Scan the entries for the word "JSON" and return every line that has it.
......
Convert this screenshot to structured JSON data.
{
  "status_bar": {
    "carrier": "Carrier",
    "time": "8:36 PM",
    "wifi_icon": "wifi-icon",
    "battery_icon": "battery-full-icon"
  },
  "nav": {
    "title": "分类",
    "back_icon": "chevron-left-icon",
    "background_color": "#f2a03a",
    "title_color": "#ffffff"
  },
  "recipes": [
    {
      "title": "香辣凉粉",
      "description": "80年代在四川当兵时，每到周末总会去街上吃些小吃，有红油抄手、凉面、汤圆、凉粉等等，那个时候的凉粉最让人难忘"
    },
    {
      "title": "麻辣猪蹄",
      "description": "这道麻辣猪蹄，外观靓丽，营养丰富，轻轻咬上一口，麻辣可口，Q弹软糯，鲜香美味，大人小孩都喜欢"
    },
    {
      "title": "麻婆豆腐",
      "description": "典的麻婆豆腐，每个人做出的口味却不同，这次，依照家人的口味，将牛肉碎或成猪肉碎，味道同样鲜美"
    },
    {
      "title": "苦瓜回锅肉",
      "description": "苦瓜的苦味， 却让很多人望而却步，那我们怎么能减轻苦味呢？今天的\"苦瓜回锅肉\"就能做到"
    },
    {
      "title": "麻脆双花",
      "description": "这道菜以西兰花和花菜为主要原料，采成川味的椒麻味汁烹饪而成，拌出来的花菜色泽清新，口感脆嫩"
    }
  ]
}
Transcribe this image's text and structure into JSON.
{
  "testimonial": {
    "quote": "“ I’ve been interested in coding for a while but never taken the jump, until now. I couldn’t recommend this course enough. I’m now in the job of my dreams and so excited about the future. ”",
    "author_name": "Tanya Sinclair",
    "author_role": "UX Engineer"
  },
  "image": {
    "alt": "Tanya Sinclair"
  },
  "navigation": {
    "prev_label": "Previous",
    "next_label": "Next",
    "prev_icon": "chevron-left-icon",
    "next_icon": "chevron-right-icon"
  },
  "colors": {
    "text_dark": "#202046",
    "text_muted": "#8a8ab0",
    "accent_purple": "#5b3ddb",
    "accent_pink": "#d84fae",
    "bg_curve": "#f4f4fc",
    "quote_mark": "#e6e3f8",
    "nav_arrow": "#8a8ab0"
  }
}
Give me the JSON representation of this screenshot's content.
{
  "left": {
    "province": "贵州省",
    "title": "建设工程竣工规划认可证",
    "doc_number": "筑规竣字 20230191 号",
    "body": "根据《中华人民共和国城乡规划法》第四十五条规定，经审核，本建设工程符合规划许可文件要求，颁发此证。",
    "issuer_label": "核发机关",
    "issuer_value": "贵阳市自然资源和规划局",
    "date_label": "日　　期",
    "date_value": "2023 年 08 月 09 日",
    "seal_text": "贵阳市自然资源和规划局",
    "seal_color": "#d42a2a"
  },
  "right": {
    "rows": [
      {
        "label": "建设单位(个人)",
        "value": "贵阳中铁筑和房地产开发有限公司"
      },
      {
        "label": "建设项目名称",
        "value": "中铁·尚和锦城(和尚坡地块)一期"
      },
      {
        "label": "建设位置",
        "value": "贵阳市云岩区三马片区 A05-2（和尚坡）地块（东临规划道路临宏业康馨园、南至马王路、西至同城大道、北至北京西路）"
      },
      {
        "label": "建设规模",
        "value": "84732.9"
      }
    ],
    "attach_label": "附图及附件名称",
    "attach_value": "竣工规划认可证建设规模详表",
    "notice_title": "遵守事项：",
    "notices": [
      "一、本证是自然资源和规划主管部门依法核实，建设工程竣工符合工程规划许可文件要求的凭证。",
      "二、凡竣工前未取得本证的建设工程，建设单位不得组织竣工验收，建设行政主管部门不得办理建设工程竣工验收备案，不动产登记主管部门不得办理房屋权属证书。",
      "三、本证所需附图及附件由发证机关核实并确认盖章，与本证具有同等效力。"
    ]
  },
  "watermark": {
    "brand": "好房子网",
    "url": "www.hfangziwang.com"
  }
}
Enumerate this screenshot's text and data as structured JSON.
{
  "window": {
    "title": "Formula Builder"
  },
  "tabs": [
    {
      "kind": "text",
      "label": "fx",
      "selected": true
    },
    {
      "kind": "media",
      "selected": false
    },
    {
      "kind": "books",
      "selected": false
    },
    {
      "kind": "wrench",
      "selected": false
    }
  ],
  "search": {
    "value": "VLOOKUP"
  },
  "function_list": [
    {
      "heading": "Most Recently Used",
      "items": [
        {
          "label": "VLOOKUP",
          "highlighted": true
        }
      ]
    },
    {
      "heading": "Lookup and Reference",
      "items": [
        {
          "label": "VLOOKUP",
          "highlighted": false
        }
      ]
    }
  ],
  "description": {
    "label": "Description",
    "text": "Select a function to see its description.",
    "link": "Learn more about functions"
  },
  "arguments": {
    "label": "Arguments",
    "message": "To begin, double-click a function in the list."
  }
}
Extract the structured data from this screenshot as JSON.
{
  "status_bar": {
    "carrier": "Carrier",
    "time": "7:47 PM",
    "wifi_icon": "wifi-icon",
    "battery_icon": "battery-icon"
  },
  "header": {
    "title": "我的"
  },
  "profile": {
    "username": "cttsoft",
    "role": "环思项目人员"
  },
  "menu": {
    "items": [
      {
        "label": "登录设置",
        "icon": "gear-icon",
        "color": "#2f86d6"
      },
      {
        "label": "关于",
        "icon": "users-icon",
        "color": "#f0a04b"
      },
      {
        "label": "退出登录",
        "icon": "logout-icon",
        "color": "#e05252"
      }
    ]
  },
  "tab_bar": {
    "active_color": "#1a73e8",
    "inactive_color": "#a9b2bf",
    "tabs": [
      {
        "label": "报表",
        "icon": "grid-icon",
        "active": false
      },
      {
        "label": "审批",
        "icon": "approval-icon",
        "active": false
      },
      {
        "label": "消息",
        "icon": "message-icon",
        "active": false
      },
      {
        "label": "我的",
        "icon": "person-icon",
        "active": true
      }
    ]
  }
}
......
Your solution:
Convert this screenshot to structured JSON data.
Transcribe this image's text and structure into JSON.
Give me the JSON representation of this screenshot's content.
Enumerate this screenshot's text and data as structured JSON.
Extract the structured data from this screenshot as JSON.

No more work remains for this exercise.